      Really, Cecilia? I have only been able to find these in this store. Not even when I lived in El Paso could I find them. Thanks for visiting!

      • Reply

        Cecilia Varela

        March 19, 2014

        Hi, Just went to a local Chinese store that sells Goya products. I found a bag of dried hominy corn in both white and yellow. I`m going to try the yellow and will let you know if they are the same. They look the same only maybe a little bigger.

  14. Reply

    Cecilia Varela

    March 22, 2014

    Hi, made the product I found, Goya`s corn (hominy) which is like the one pictured in your recipe. It is not like the one we could get in El Paso. The corn gets too big after it is cooked, but does certainly look like yours. Going to add some pork ribs to it and make pozole just so it is not wasted.

    • Reply


      March 24, 2014

      That’s great, Cecilia! I’m so glad you were able to improvise. It’s a delicious soup.

  15. Reply


    March 25, 2014

    Hi, I was doing research Chicailes and came across your blog. Your recipe looks so delicious and I’m going to try it out on Friday!

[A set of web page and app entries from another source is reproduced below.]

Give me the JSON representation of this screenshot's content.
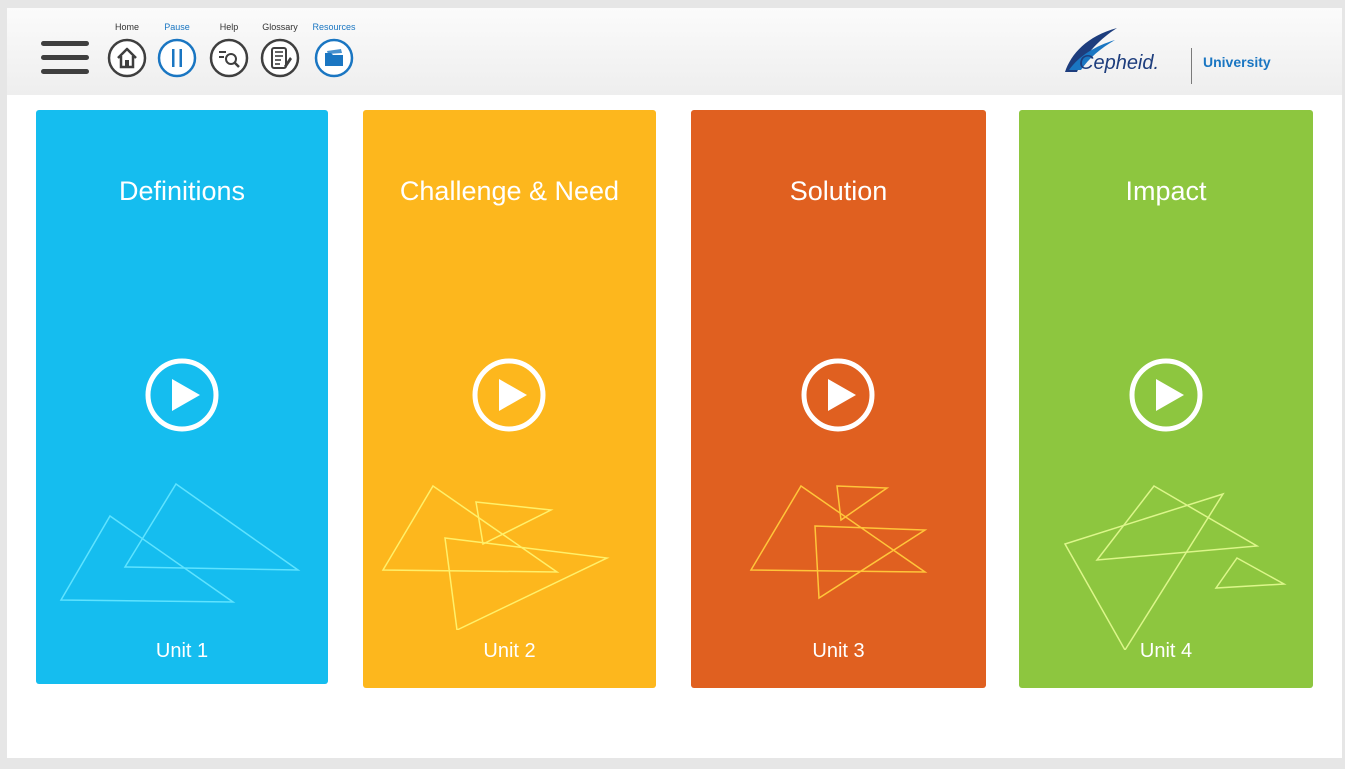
{
  "nav": {
    "home_label": "Home",
    "pause_label": "Pause",
    "help_label": "Help",
    "glossary_label": "Glossary",
    "resources_label": "Resources"
  },
  "brand": {
    "name": "Cepheid.",
    "section": "University"
  },
  "units": [
    {
      "title": "Definitions",
      "unit": "Unit 1",
      "color": "#15bdef",
      "line_color": "#5fe3ff"
    },
    {
      "title": "Challenge & Need",
      "unit": "Unit 2",
      "color": "#fdb71d",
      "line_color": "#fff06a"
    },
    {
      "title": "Solution",
      "unit": "Unit 3",
      "color": "#e06020",
      "line_color": "#ffc53a"
    },
    {
      "title": "Impact",
      "unit": "Unit 4",
      "color": "#8dc63f",
      "line_color": "#dcf68a"
    }
  ],
  "colors": {
    "accent": "#1a76c2",
    "icon": "#3f3f3f"
  }
}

    We are a supplier of Mexican Herbs & Spices. We supply Chicales both locally and online through Ebay and Amazon. I wanted to learn more about the product for our listing. We sell our product as Chicales. Is Chacales & Chuales just other names for broken corn?
    -SweetPea Spices

    ps-I noticed a lot of people aren’t able to find Chicales in their area and strangely I couldn’t find any for sale online. We are a supplier and would love the shout out! 🙂

  16. Reply


    April 18, 2014

    My family always makes them during Lent. My father would the corn on the cob when is just past eaing fresh cook it & then scrape the kernels & put the in the sun to dry. During Lent every single Friday would make them. She added red chile instead of tomatoes & minced cilantro. They are so yummy & a very unique dish.

  17. Reply


    March 6, 2015

    Y al final anades queso jack y sale deliciosooo

    • Reply

      Ericka Sanchez

      March 7, 2015

      Que rico! Voy a intentar agregarles queso!

  18. Reply

    raul sanchez navarro

    September 5, 2015

    Soy originario de Allende Coahuila,allà también se llaman chicales, mi mamà los preparaba ma`s o menos así como dices pero además guisaba aparte huevos revuetos ,los hacìa pequeños pedacitos y los agegaba a la sopa…….una delicia

    • Reply

      Ericka Sanchez

      September 6, 2015

      Hola Raul! Nunca los he probado con huevo revuleto, que rico. Lo voy a intentar. Saludos paisano!

  19. Reply


    January 6, 2016

    Erika sounds like you had a wonderful childhood surrounded by a wonderful family and friends! Oh and yummy meals! Thanks for sharing

    • Reply

      Ericka Sanchez

      January 6, 2016

      Hi Jessica,
      Yes, so many great memories. Thank you for stopping by!
      Happy New Year!